YOUR TASK: Within the records, tally the lines that contain "JSON" and reply with that number only.

┌────────

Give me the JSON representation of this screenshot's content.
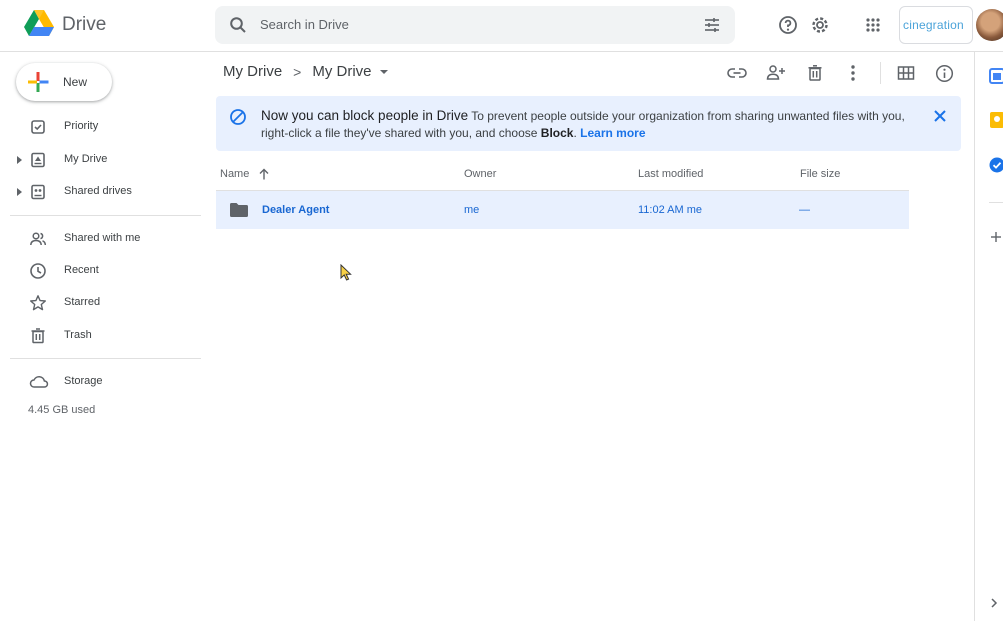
{
  "header": {
    "app_title": "Drive",
    "search_placeholder": "Search in Drive",
    "org_name": "cinegration"
  },
  "sidebar": {
    "new_label": "New",
    "items": [
      {
        "label": "Priority",
        "icon": "priority-icon",
        "expandable": false
      },
      {
        "label": "My Drive",
        "icon": "my-drive-icon",
        "expandable": true
      },
      {
        "label": "Shared drives",
        "icon": "shared-drives-icon",
        "expandable": true
      },
      {
        "label": "Shared with me",
        "icon": "people-icon",
        "expandable": false
      },
      {
        "label": "Recent",
        "icon": "clock-icon",
        "expandable": false
      },
      {
        "label": "Starred",
        "icon": "star-icon",
        "expandable": false
      },
      {
        "label": "Trash",
        "icon": "trash-icon",
        "expandable": false
      },
      {
        "label": "Storage",
        "icon": "cloud-icon",
        "expandable": false
      }
    ],
    "storage_used": "4.45 GB used"
  },
  "breadcrumb": {
    "root": "My Drive",
    "separator": ">",
    "current": "My Drive"
  },
  "banner": {
    "title": "Now you can block people in Drive",
    "body_1": " To prevent people outside your organization from sharing unwanted files with you, right-click a file they've shared with you, and choose ",
    "bold": "Block",
    "body_2": ". ",
    "link": "Learn more"
  },
  "table": {
    "columns": {
      "name": "Name",
      "owner": "Owner",
      "modified": "Last modified",
      "size": "File size"
    },
    "sort_column": "Name",
    "sort_direction": "ascending",
    "rows": [
      {
        "name": "Dealer Agent",
        "type": "folder",
        "owner": "me",
        "modified": "11:02 AM  me",
        "size": "—",
        "selected": true
      }
    ]
  },
  "colors": {
    "accent": "#1a73e8",
    "selected_row": "#e8f0fe",
    "banner_bg": "#e8f0fe",
    "text": "#3c4043",
    "muted": "#5f6368"
  }
}
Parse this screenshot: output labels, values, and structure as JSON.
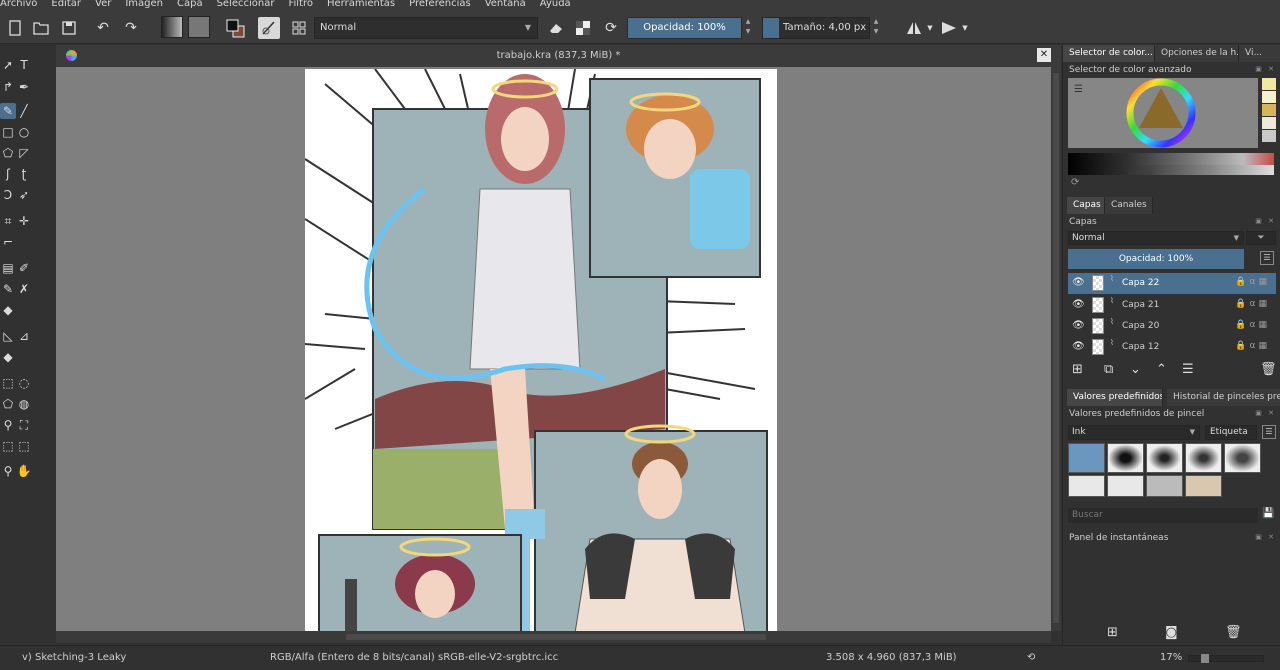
{
  "menu": [
    "Archivo",
    "Editar",
    "Ver",
    "Imagen",
    "Capa",
    "Seleccionar",
    "Filtro",
    "Herramientas",
    "Preferencias",
    "Ventana",
    "Ayuda"
  ],
  "toolbar": {
    "blend_mode": "Normal",
    "opacity_label": "Opacidad: 100%",
    "opacity_value": 1.0,
    "size_label": "Tamaño: 4,00 px"
  },
  "document": {
    "title": "trabajo.kra (837,3 MiB) *"
  },
  "docker": {
    "tabs": [
      "Selector de color...",
      "Opciones de la h...",
      "Vi..."
    ],
    "color_selector_title": "Selector de color avanzado",
    "layer_tabs": [
      "Capas",
      "Canales"
    ],
    "layers_title": "Capas",
    "layer_blend": "Normal",
    "layer_opacity": "Opacidad:  100%",
    "layers": [
      {
        "name": "Capa 22",
        "selected": true
      },
      {
        "name": "Capa 21",
        "selected": false
      },
      {
        "name": "Capa 20",
        "selected": false
      },
      {
        "name": "Capa 12",
        "selected": false
      }
    ],
    "preset_tabs": [
      "Valores predefinidos ...",
      "Historial de pinceles pre..."
    ],
    "presets_title": "Valores predefinidos de pincel",
    "preset_tag": "Ink",
    "tag_button": "Etiqueta",
    "search_placeholder": "Buscar",
    "snapshot_title": "Panel de instantáneas"
  },
  "status": {
    "brush": "v) Sketching-3 Leaky",
    "color_model": "RGB/Alfa (Entero de 8 bits/canal)  sRGB-elle-V2-srgbtrc.icc",
    "dimensions": "3.508 x 4.960 (837,3 MiB)",
    "zoom": "17%"
  },
  "colors": {
    "accent": "#4a6f8f",
    "background": "#313131",
    "canvas_bg": "#7f7f7f"
  }
}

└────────

EXERCISE OUTPUT: 2